It is one thing to hear about brazen shoplifting. It is another to see that notorious video of the thief riding a bike into Walgreen’s, filling up a bag with cosmetics and rolling back out without a care in the world.
It is the definition of lawlessness. Granted, the guy was later arrested and charged, but that video was viewed over 6 million times on Twitter. Even the New York Times weighed in on “San Francisco’s Shoplifting Surge.”
Videos like that, and subsequent coverage, create a sense that the city is off the rails.
It’s like the constant cell phone footage of thieves breaking into cars, one after another. And the resident who was recently interviewed on TV news, who said he tried to stop the car thieves and they replied, “What are you going to do?”
And then, as I was putting this together, multiple media outlets — including Fox News — posted a video of the Monday’s smash and grab at Neiman Marcus on Union Square. In it a large group of thieves smash glass counters, grab expensive handbags and can be seen sprinting out the door with the loot. Again, that’s on Union Square.
Clue a shot of thousands of people throwing their hands in the air and shouting, “This city is. Out. Of. Control.”
So I think that is really where the divide is. On one hand we have a group, armed with stats and data, that wants to prove that things are not getting worse.

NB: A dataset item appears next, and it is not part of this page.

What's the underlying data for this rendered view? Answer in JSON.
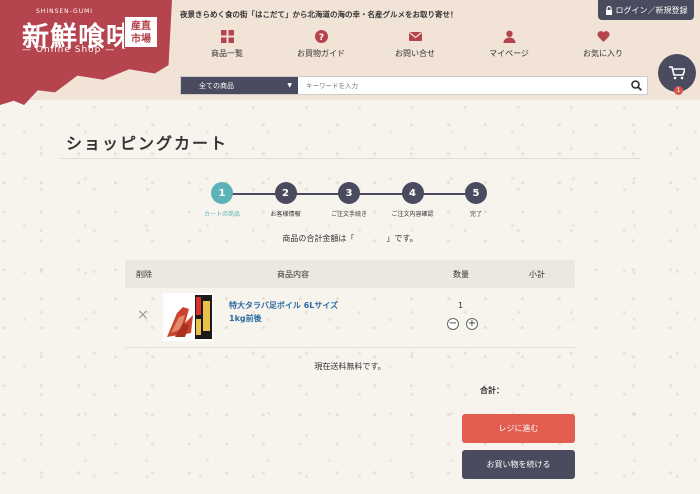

They say this is about other factors: economic inequity, racial injustice and tech bros who complain about everything.
And there’s the other group — which I have one foot in — which says, you may have some numbers, but I want to tell you something.
This feels worse.
When, on Monday, a video surfaced of a burglar driving a car through the door of a small market to steal $20,000 worth of lottery scratchers, we could identify with the store owner, Elias Batshon.
“I don’t feel safe any more,” he said.
I get it. My wife insists on walking home by herself from appointments in the Financial District.
And yes. I worry about her.
Contact C.W. Nevius at firstname.lastname@example.org. Suggestions and compliments welcome. Criticism, not so much. Twitter: @cwnevius